U.S. legislative action spells end of time changes for B.C.
B.C.’s plan to stay on daylight time permanently took a giant spring forward on Tuesday when the U.S. Senate voted unanimously to make daylight time permanent in that country in 2023.
B.C. Premier John Horgan has advocated the measure for the province but has said we must wait for economic reasons for Washington state, Oregon and California to follow suit. And those U.S. states need federal approval.
About 30 U.S. states since 2015 have introduced legislation to end the twice-yearly changing of clocks, with some states proposing to do it only if neighbouring states do the same. The U.S. House Energy and Commerce committee held a hearing on the issue this month. Rep. Frank Pallone, the committee’s chairman, said that “the loss of that one hour of sleep seems to impact us for days afterwards. It also can cause havoc on the sleeping patterns of our kids and our pets.” Pallone backs ending the clock switching but hasn’t decided whether to support daylight or standard time as the permanent choice.
Pallone cited a 2019 poll that found that 71 per cent of Americans prefer to no longer switch their clocks twice a year.
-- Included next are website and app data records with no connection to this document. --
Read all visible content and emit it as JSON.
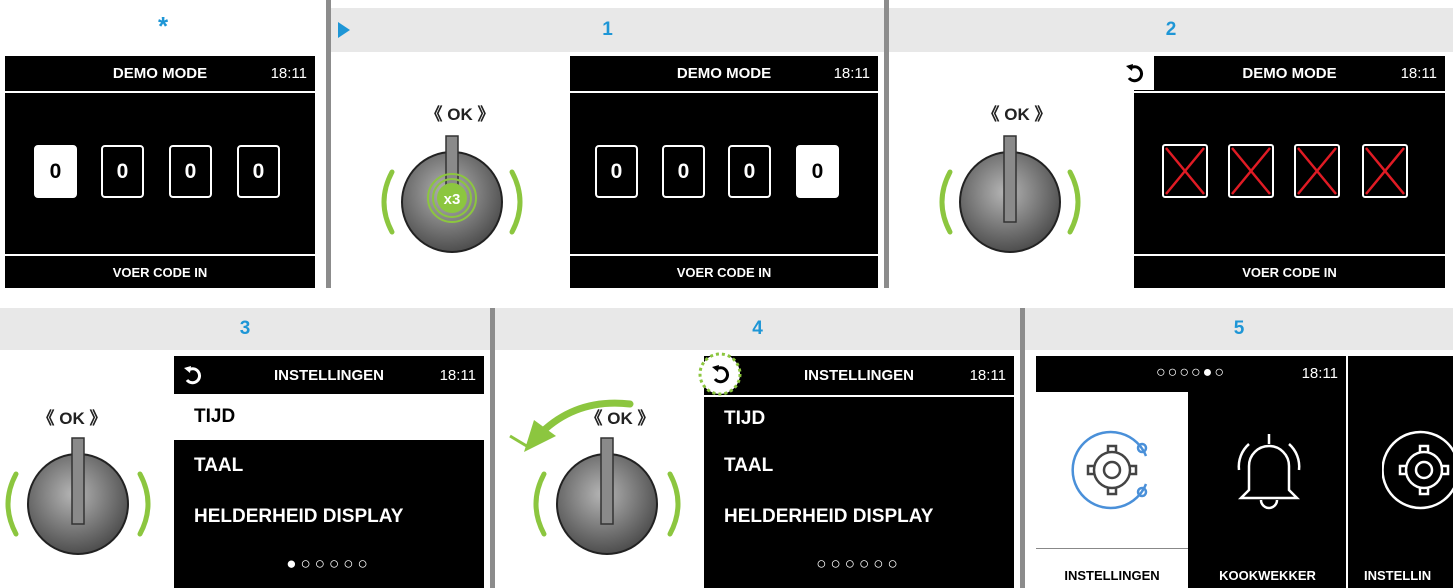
{
  "panels": {
    "star": {
      "label": "*"
    },
    "p1": {
      "label": "1"
    },
    "p2": {
      "label": "2"
    },
    "p3": {
      "label": "3"
    },
    "p4": {
      "label": "4"
    },
    "p5": {
      "label": "5"
    }
  },
  "ok_label": "《 OK 》",
  "knob_press": "x3",
  "screen_code": {
    "title": "DEMO MODE",
    "time": "18:11",
    "footer": "VOER CODE IN",
    "digits": [
      "0",
      "0",
      "0",
      "0"
    ]
  },
  "screen_settings": {
    "title": "INSTELLINGEN",
    "time": "18:11",
    "items": [
      "TIJD",
      "TAAL",
      "HELDERHEID DISPLAY"
    ],
    "dots_active": "●○○○○○",
    "dots_inactive": "○○○○○○"
  },
  "screen_menu": {
    "dots": "○○○○●○",
    "time": "18:11",
    "tiles": [
      "INSTELLINGEN",
      "KOOKWEKKER",
      "INSTELLIN"
    ]
  },
  "colors": {
    "accent": "#1e96d6",
    "green": "#8cc63f",
    "red": "#e01b24",
    "icon_blue": "#4a90d9"
  }
}
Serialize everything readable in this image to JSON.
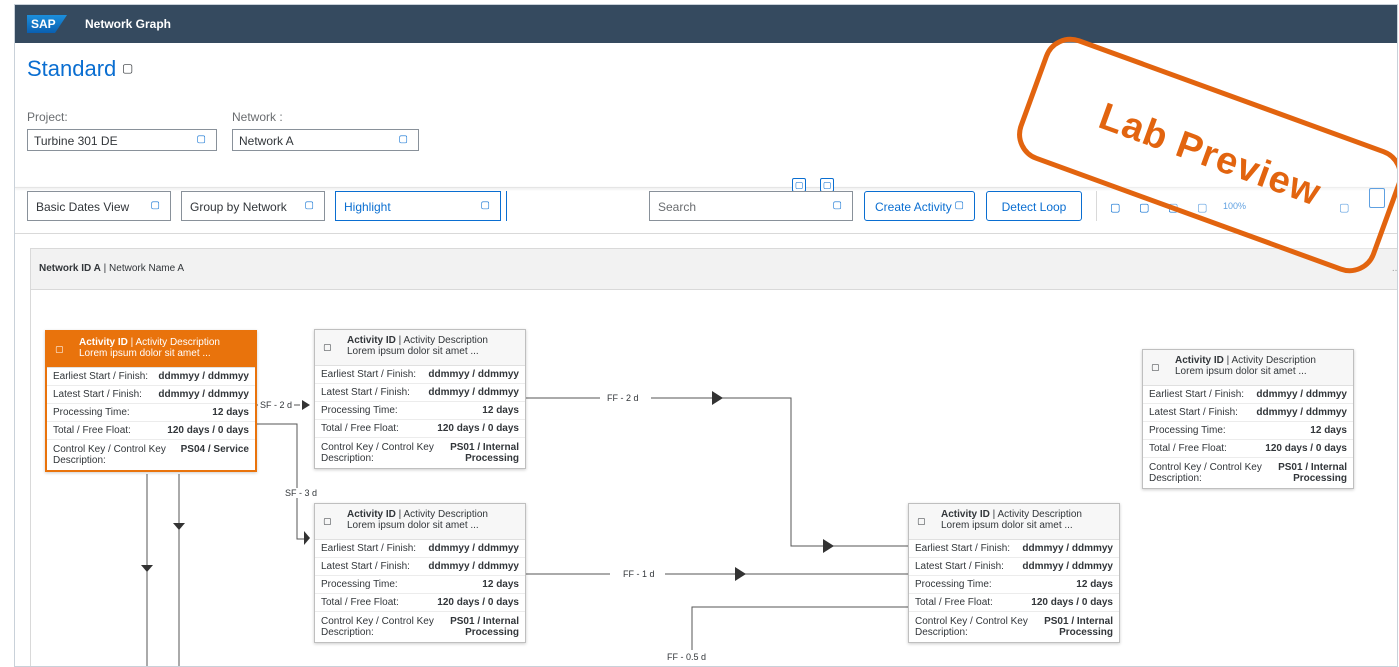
{
  "shell": {
    "logo": "SAP",
    "title": "Network Graph"
  },
  "page": {
    "title": "Standard",
    "title_icon": "▢"
  },
  "filters": {
    "project_label": "Project:",
    "project_value": "Turbine 301 DE",
    "network_label": "Network :",
    "network_value": "Network A",
    "value_help_icon": "▢"
  },
  "toolbar": {
    "view": "Basic Dates View",
    "group": "Group by Network",
    "highlight": "Highlight",
    "search_placeholder": "Search",
    "create_activity": "Create Activity",
    "detect_loop": "Detect Loop",
    "zoom": "100%",
    "dropdown_icon": "▢",
    "mini_icon": "▢"
  },
  "group": {
    "id": "Network ID A",
    "separator": " | ",
    "name": "Network Name A",
    "more": "...."
  },
  "node_labels": {
    "activity_id": "Activity ID",
    "activity_desc": " | Activity Description",
    "lorem": "Lorem ipsum dolor sit amet ...",
    "earliest": "Earliest Start / Finish:",
    "latest": "Latest Start / Finish:",
    "processing": "Processing Time:",
    "float": "Total / Free Float:",
    "control_1": "Control Key / Control Key",
    "control_2": "Description:",
    "dates": "ddmmyy / ddmmyy",
    "days": "12 days",
    "float_val": "120 days / 0 days",
    "ctrl_service": "PS04 / Service",
    "ctrl_internal_1": "PS01 / Internal",
    "ctrl_internal_2": "Processing"
  },
  "edges": {
    "sf2": "SF - 2 d",
    "sf3": "SF - 3 d",
    "ff2": "FF - 2 d",
    "ff1": "FF - 1 d",
    "ff05": "FF - 0.5 d"
  },
  "watermark": "Lab Preview",
  "colors": {
    "shell": "#354a5f",
    "accent": "#0a6ed1",
    "selected": "#e9730c",
    "stamp": "#e2640f"
  }
}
Supporters say the change could prevent a slight uptick in car crashes that typically occurs around the time changes and point to studies showing a small increase in the rate of heart attacks and strokes soon after the time change.